In the Introduction the author says "What I have tried to do is to include in this book all the basic data I reasonably could in a single volume, together with information about where major collections of Swedenborgiana are located and brief descriptions of the contents of those collections." (p. xvii) The work consists of five parts as follows: 1. "Swedenborg's complete lifetime literary output." 2. "Collateral literature, a selection." 3. "Glossary of special or technical terms." 4. "Selected list of key concepts in Swedenborg." 5. "Major documentary collections worldwide."

This is the most important work of its kind since Hyde's 1906 bibliography of Swedenborg's works. It should be on the shelves of every college, university, and public library, particularly in this present period of growing awareness of the profound influence of Swedenborg's immense literary output. Index.

366 pp. Cloth. ISBN 0-915221-65-9. $12.50.


Journal of the Swedenborg Scientific Association

The New Philosophy.

The biannual journal of the Swedenborg Scientific Association.

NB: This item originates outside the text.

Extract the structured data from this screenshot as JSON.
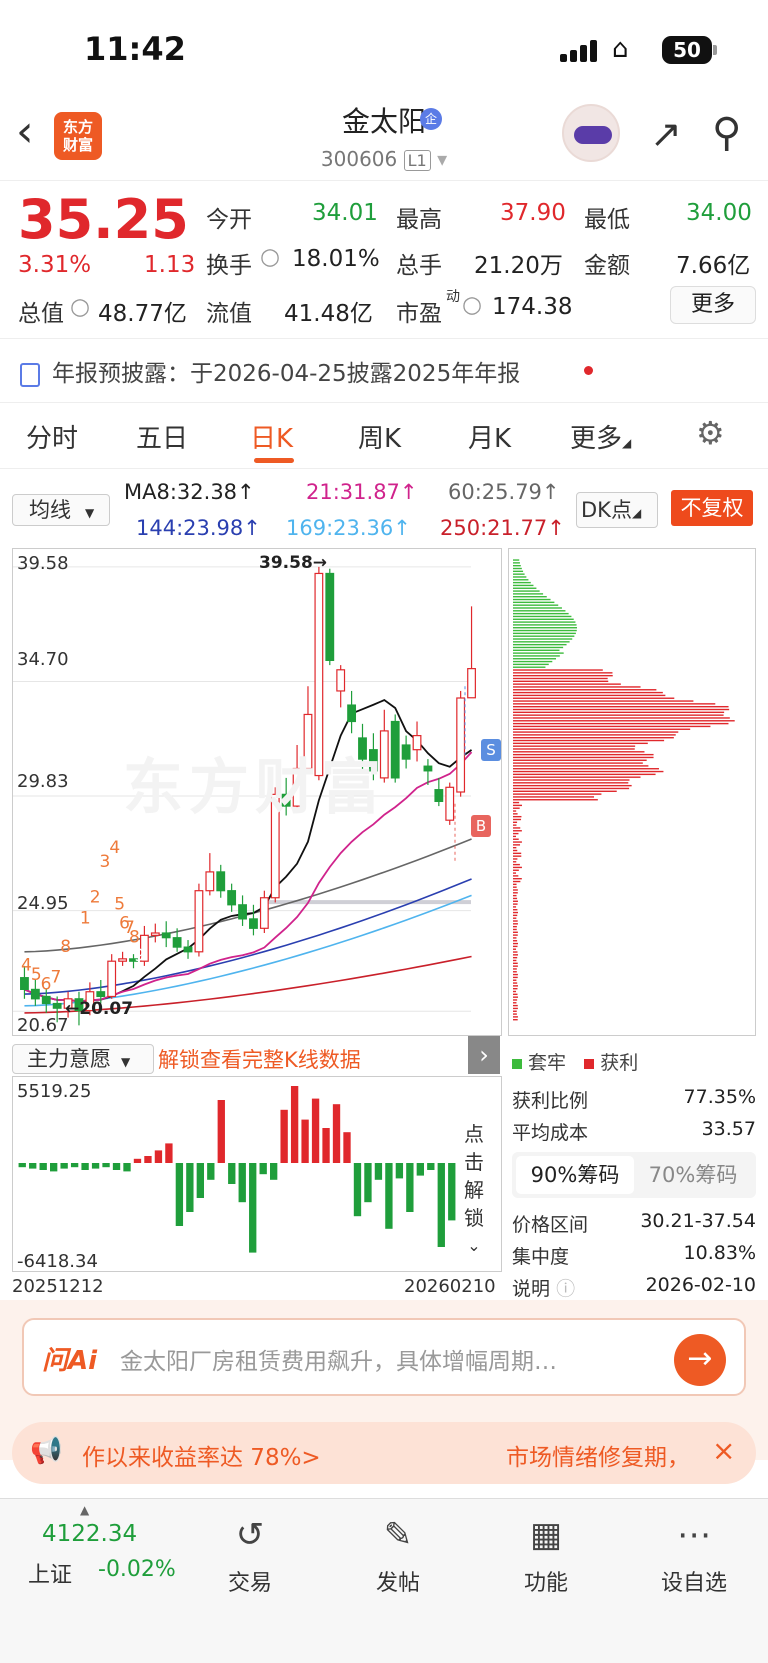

The journal publishes articles addressing philosophical questions and topics that bear on the scientific, philosophical, and theological works of Swedenborg. Includes book reviews, and a Notes & Comments department. Triennial index. Editor: Erland J. Brock, Ph.D., Box 717, Bryn Athyn, PA 19009. Library of Congress Card Catalog Number: 06-37082. ISSN 0028-6443.

Subscription: $25.00, including postage.


The New Philosophy is a publication of the Swedenborg Scientific Association
Incorporated October 20, 1906

This association was organized on May 27, 1898, for the preservation, translation, publication, and distribution of the scientific and philosophical works of Emanuel Swedenborg, and for the promotion of the principles taught in them, having in view likewise their relation to the science and philosophy of the present day.

The views expressed by authors are not necessarily those held by the Editor or the Editorial Board

Library of Congress Catalog Card Number: 06-37082
ISSN 0028-6443